“Yes, that is my opinion.” I was shocked hearing that figure twice. My head began spinning and my balance began to fail me. I was ready to collapse. Somehow, I composed myself and asked shakily, “Why is that?”

“That is my opinion!”

Was this man out to destroy me?  No doubt about that. No mistake - two to three thousand!  Come on man!   React!  Say something!  Defend yourself!  Defend the painting!  Slowly, I was coming back to my senses realizing the seriousness of the situation.  Extremely worried and upset, I finally comprehended that that was no joke and no misunderstanding. I was in deep trouble.

Anger took over me. I was boiling mad. I was beyond control and restraint at this point.  I was furious.

“Why two to three thousand pounds? Explain to me, why?  What was better about the Ralli painting you estimated £6-8000 in one of your sales last year?  Was it the fact that it was 20 x 15cm?  Was it the fact that it was just an unattractive portrait?  I have a popular composition here of 60 x 50 cm and you are telling me £2,000-3,000 estimate?  Do you think I stole the painting or found it lying on a pavement?”  I screamed at him.

“This is my opinion. If you don’t like it, take your painting somewhere else!”
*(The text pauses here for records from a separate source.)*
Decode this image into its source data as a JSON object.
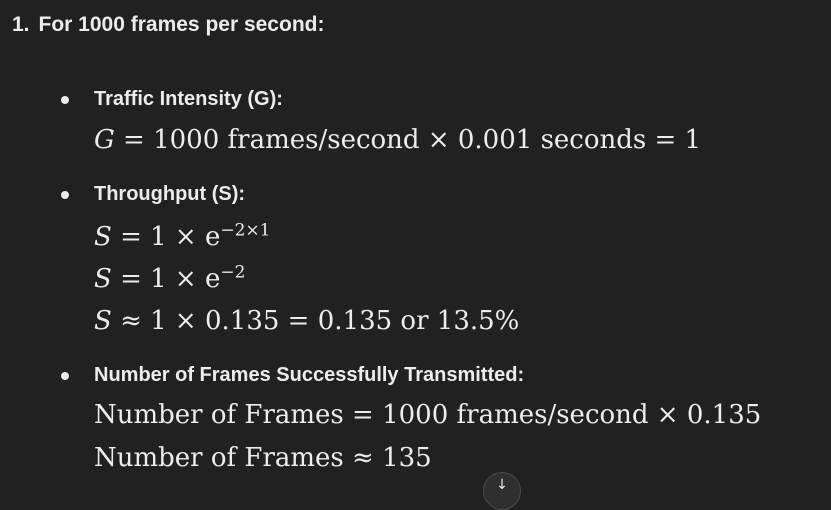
{
  "heading": {
    "number": "1.",
    "text": "For 1000 frames per second:"
  },
  "bullets": [
    {
      "title": "Traffic Intensity (G):",
      "lines": [
        {
          "var": "G",
          "rest": " = 1000 frames/second × 0.001 seconds = 1"
        }
      ]
    },
    {
      "title": "Throughput (S):",
      "lines": [
        {
          "var": "S",
          "base": " = 1 × e",
          "exp": "−2×1"
        },
        {
          "var": "S",
          "base": " = 1 × e",
          "exp": "−2"
        },
        {
          "var": "S",
          "rest": " ≈ 1 × 0.135 = 0.135 or 13.5%"
        }
      ]
    },
    {
      "title": "Number of Frames Successfully Transmitted:",
      "lines": [
        {
          "text": "Number of Frames = 1000 frames/second × 0.135"
        },
        {
          "text": "Number of Frames ≈ 135"
        }
      ]
    }
  ],
  "scroll_button": {
    "icon": "arrow-down-icon",
    "glyph": "↓"
  }
}
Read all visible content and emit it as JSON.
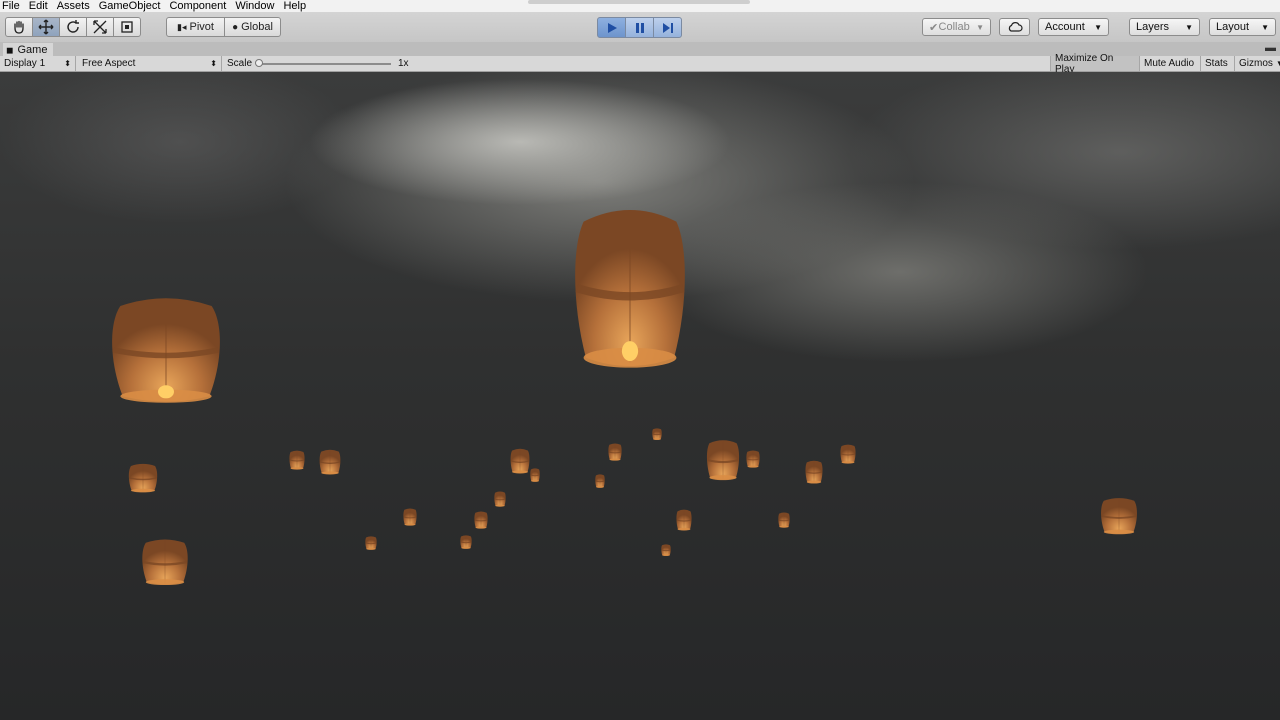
{
  "menu": [
    "File",
    "Edit",
    "Assets",
    "GameObject",
    "Component",
    "Window",
    "Help"
  ],
  "toolbar": {
    "tools": [
      "hand-icon",
      "move-icon",
      "rotate-icon",
      "scale-icon",
      "rect-icon"
    ],
    "pivot_label": "Pivot",
    "global_label": "Global",
    "play_icons": [
      "play-icon",
      "pause-icon",
      "step-icon"
    ],
    "collab_label": "Collab",
    "account_label": "Account",
    "layers_label": "Layers",
    "layout_label": "Layout"
  },
  "game": {
    "tab_label": "Game",
    "display_label": "Display 1",
    "aspect_label": "Free Aspect",
    "scale_label": "Scale",
    "scale_value": "1x",
    "maximize_label": "Maximize On Play",
    "mute_label": "Mute Audio",
    "stats_label": "Stats",
    "gizmos_label": "Gizmos"
  },
  "colors": {
    "lantern_body": "#b5703a",
    "lantern_shadow": "#7b4724",
    "flame": "#ffcf66",
    "play_active": "#6d94cc"
  }
}
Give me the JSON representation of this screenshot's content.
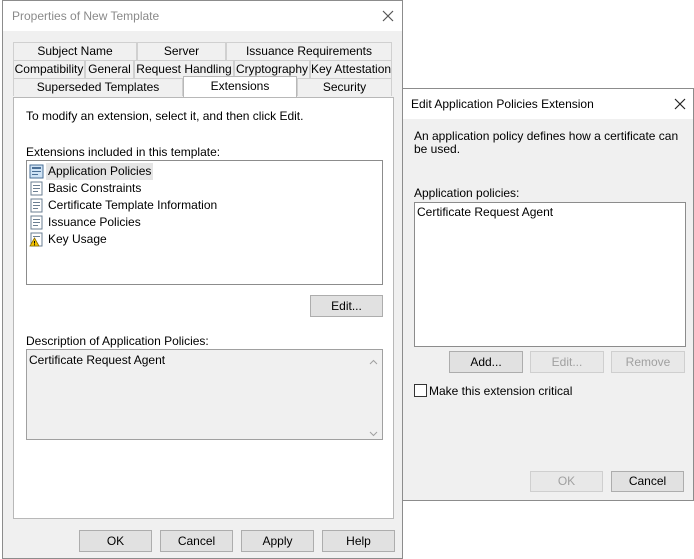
{
  "properties_dialog": {
    "title": "Properties of New Template",
    "tabs_row1": [
      "Subject Name",
      "Server",
      "Issuance Requirements"
    ],
    "tabs_row2": [
      "Compatibility",
      "General",
      "Request Handling",
      "Cryptography",
      "Key Attestation"
    ],
    "tabs_row3": [
      "Superseded Templates",
      "Extensions",
      "Security"
    ],
    "active_tab": "Extensions",
    "instruction": "To modify an extension, select it, and then click Edit.",
    "extensions_label": "Extensions included in this template:",
    "extensions": [
      {
        "label": "Application Policies",
        "icon": "certificate-icon",
        "selected": true
      },
      {
        "label": "Basic Constraints",
        "icon": "document-icon",
        "selected": false
      },
      {
        "label": "Certificate Template Information",
        "icon": "document-icon",
        "selected": false
      },
      {
        "label": "Issuance Policies",
        "icon": "document-icon",
        "selected": false
      },
      {
        "label": "Key Usage",
        "icon": "warning-document-icon",
        "selected": false
      }
    ],
    "edit_button": "Edit...",
    "description_label": "Description of Application Policies:",
    "description_text": "Certificate Request Agent",
    "buttons": {
      "ok": "OK",
      "cancel": "Cancel",
      "apply": "Apply",
      "help": "Help"
    }
  },
  "edit_dialog": {
    "title": "Edit Application Policies Extension",
    "description": "An application policy defines how a certificate can be used.",
    "policies_label": "Application policies:",
    "policies": [
      "Certificate Request Agent"
    ],
    "add_button": "Add...",
    "edit_button": "Edit...",
    "remove_button": "Remove",
    "critical_checkbox_label": "Make this extension critical",
    "critical_checked": false,
    "ok_button": "OK",
    "cancel_button": "Cancel"
  }
}
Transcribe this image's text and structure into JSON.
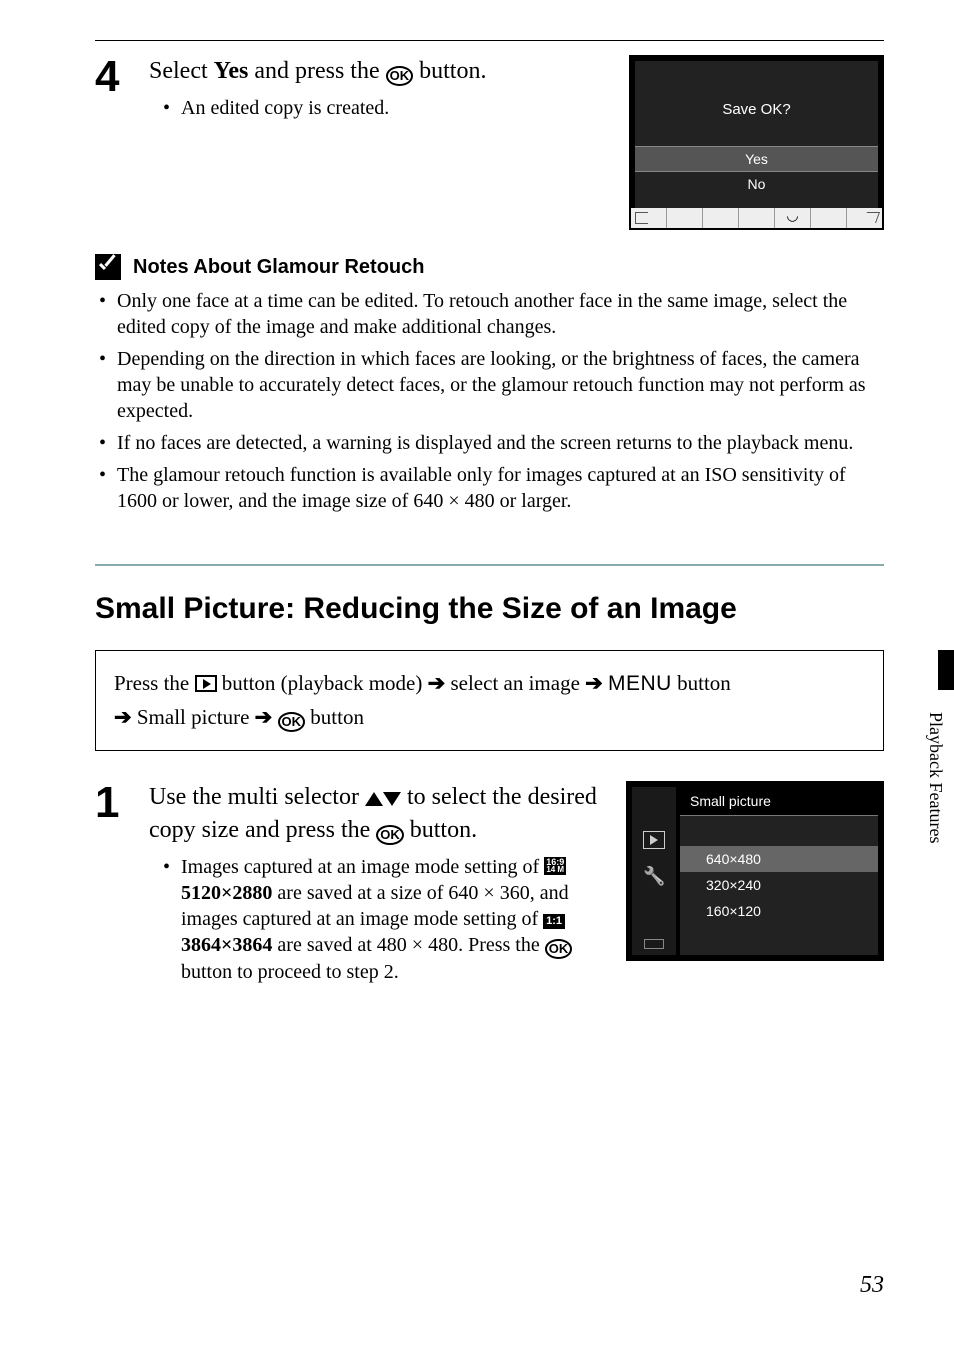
{
  "step4": {
    "number": "4",
    "head_pre": "Select ",
    "head_yes": "Yes",
    "head_mid": " and press the ",
    "head_post": " button.",
    "bullet": "An edited copy is created.",
    "screen": {
      "title": "Save OK?",
      "yes": "Yes",
      "no": "No"
    }
  },
  "notes": {
    "title": "Notes About Glamour Retouch",
    "items": [
      "Only one face at a time can be edited. To retouch another face in the same image, select the edited copy of the image and make additional changes.",
      "Depending on the direction in which faces are looking, or the brightness of faces, the camera may be unable to accurately detect faces, or the glamour retouch function may not perform as expected.",
      "If no faces are detected, a warning is displayed and the screen returns to the playback menu.",
      "The glamour retouch function is available only for images captured at an ISO sensitivity of 1600 or lower, and the image size of 640 × 480 or larger."
    ]
  },
  "section": {
    "title": "Small Picture: Reducing the Size of an Image"
  },
  "breadcrumb": {
    "p1": "Press the ",
    "p2": " button (playback mode) ",
    "p3": " select an image ",
    "p4_menu": "MENU",
    "p4_btn": " button ",
    "p5": " Small picture ",
    "p6": " button"
  },
  "step1": {
    "number": "1",
    "head_a": "Use the multi selector ",
    "head_b": " to select the desired copy size and press the ",
    "head_c": " button.",
    "bullet_a": "Images captured at an image mode setting of ",
    "mode169_label_a": "16:9",
    "mode169_label_b": "14 M",
    "mode169_size": "5120×2880",
    "bullet_b": " are saved at a size of 640 × 360, and images captured at an image mode setting of ",
    "mode11_label": "1:1",
    "mode11_size": "3864×3864",
    "bullet_c": " are saved at 480 × 480. Press the ",
    "bullet_d": " button to proceed to step 2.",
    "screen": {
      "title": "Small picture",
      "opts": [
        "640×480",
        "320×240",
        "160×120"
      ]
    }
  },
  "sidebar": "Playback Features",
  "page_number": "53",
  "ok_label": "OK"
}
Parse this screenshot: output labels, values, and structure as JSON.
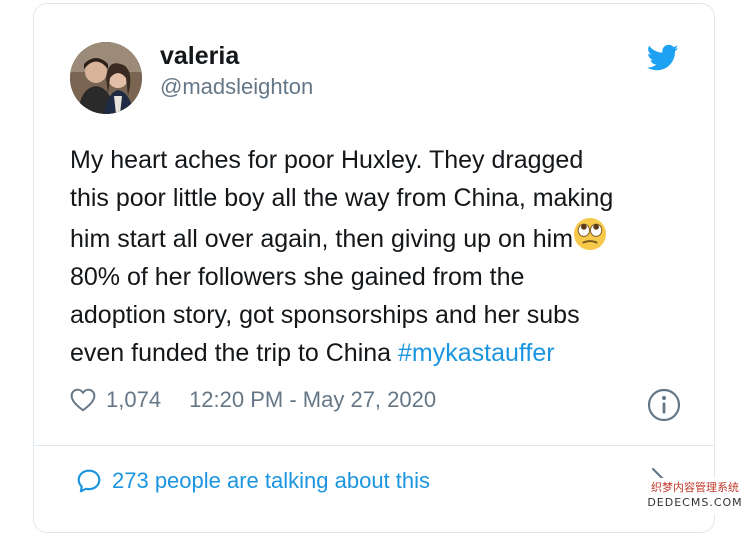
{
  "user": {
    "display_name": "valeria",
    "handle": "@madsleighton"
  },
  "tweet": {
    "lines": [
      "My heart aches for poor Huxley. They dragged",
      "this poor little boy all the way from China, making",
      "him start all over again, then giving up on him",
      "80% of her followers she gained from the",
      "adoption story, got sponsorships and her subs",
      "even funded the trip to China "
    ],
    "hashtag": "#mykastauffer",
    "emoji": "rolling-eyes-emoji"
  },
  "meta": {
    "likes": "1,074",
    "timestamp": "12:20 PM - May 27, 2020"
  },
  "footer": {
    "talking_text": "273 people are talking about this"
  },
  "watermark": {
    "line1": "织梦内容管理系统",
    "line2": "DEDECMS.COM"
  },
  "colors": {
    "twitter_blue": "#1da1f2",
    "link_blue": "#1b95e0",
    "secondary_text": "#657786",
    "border": "#e1e8ed"
  },
  "icons": [
    "twitter-bird-icon",
    "heart-icon",
    "info-icon",
    "speech-bubble-icon",
    "chevron-right-icon"
  ]
}
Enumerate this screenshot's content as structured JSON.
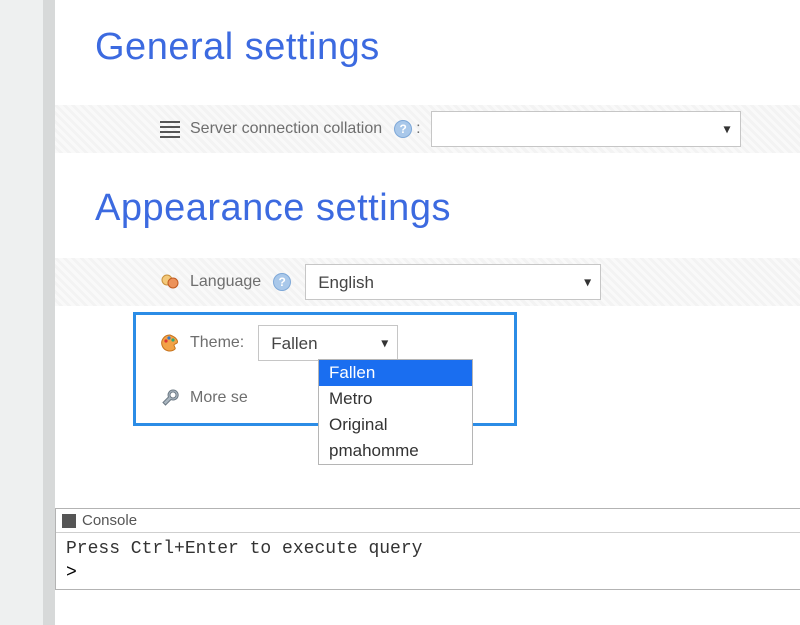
{
  "headings": {
    "general": "General settings",
    "appearance": "Appearance settings"
  },
  "collation": {
    "label": "Server connection collation",
    "value": ""
  },
  "language": {
    "label": "Language",
    "value": "English"
  },
  "theme": {
    "label": "Theme:",
    "value": "Fallen",
    "options": [
      "Fallen",
      "Metro",
      "Original",
      "pmahomme"
    ],
    "selected_index": 0
  },
  "more_settings": {
    "label": "More se"
  },
  "console": {
    "title": "Console",
    "hint": "Press Ctrl+Enter to execute query",
    "prompt": ">"
  },
  "help_glyph": "?"
}
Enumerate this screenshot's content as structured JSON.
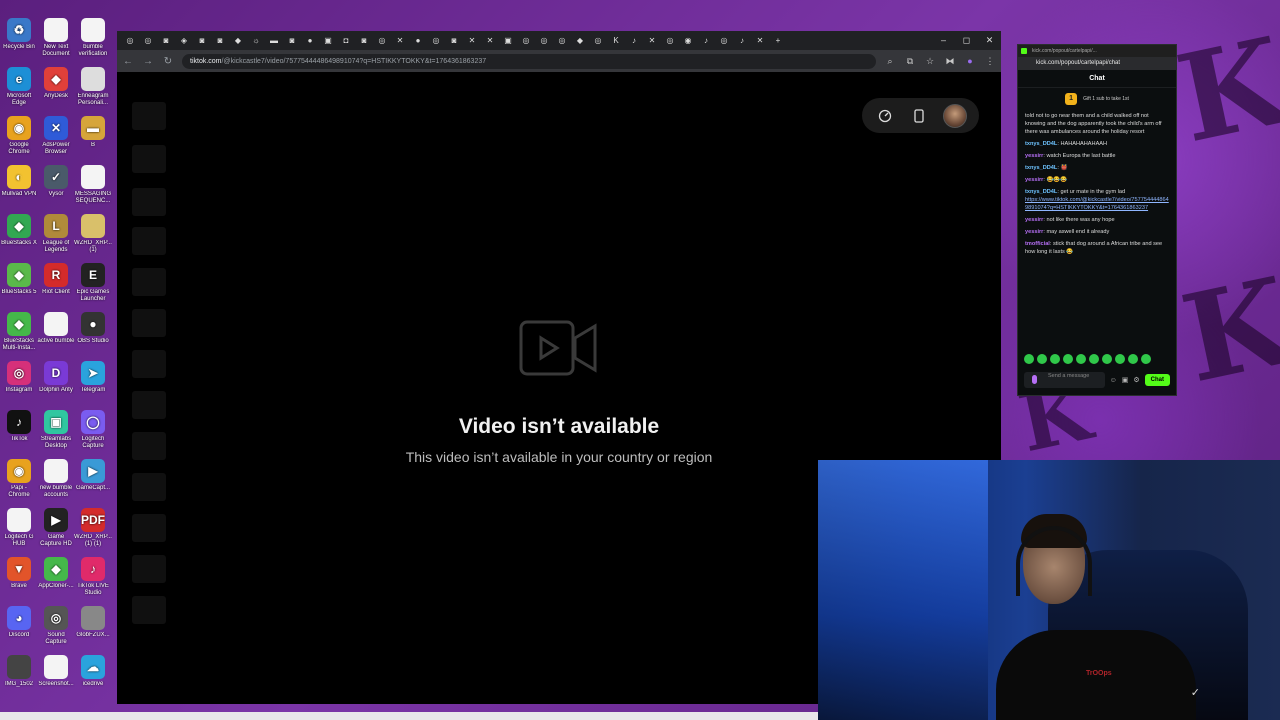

I couldn’t believe my ears! That was not the director of Sotheby’s I knew!  That was no Sotheby’s expert!  That was so unlike him!  What was the problem? Why so rude?  It was unbelievable to me.  In no time he was gone and I was left standing in a cold sweat, fuming with rage.

The director had other important matters to deal with and didn’t care about a client, about his business nor about his employers’ business. That was the first and last time I ever experienced such behaviour and attitude at Sotheby’s. This was 1989, five years after I had first done business with the auction house.  By then, many experts knew me and I knew well how the auction business was conducted.

I had a good idea what was valuable and what was worthless!  How could Mr T and I be wrong at the same time? Virtually impossible! Unsteadily, I walked out of Sotheby’s in a daze. The world had collapsed around me. The top expert of the 19th Century European paintings at Sotheby’s had demolished my dreams and my confidence as a dealer. This was a knockout blow ruining everything. I took it badly, but my wife even more so after I narrated the events to her.

“Why was he so abrupt and so against the painting?” she questioned almost tearfully.

“ I don’t know,” I retorted angrily. “He was in a hurry, he was rude and he wasn’t interested.  The b...!  He destroyed me in there,” I admitted in defeat. 

Yes, your confidence, knowledge and experience can go up in smoke in seconds in the hands of these experts. Watch out!  Twenty-four years on but the scars of that event are still with me. They are as vivid today as they were then. How helpless, how unhappy and downtrodden I felt!  I hated the man!  Perhaps he hated me too. That’s why he was so against the Ralli picture. Down the drains went £10,000.  Down went all my dreams, unless he was wrong and biased for reasons of his own.

Was there a way to save the boat?  Was there another expert who would look at the painting with a more positive eye and view?  Virgin Mary, help me! I crossed myself, I begged and and prayed.  I was lost in my misery and inability to think straight and reasonably. The top man at Sotheby’s had condemned me to bankruptcy with his verdict and at the same time destroyed my thinking processes. I was paralysed, in shock.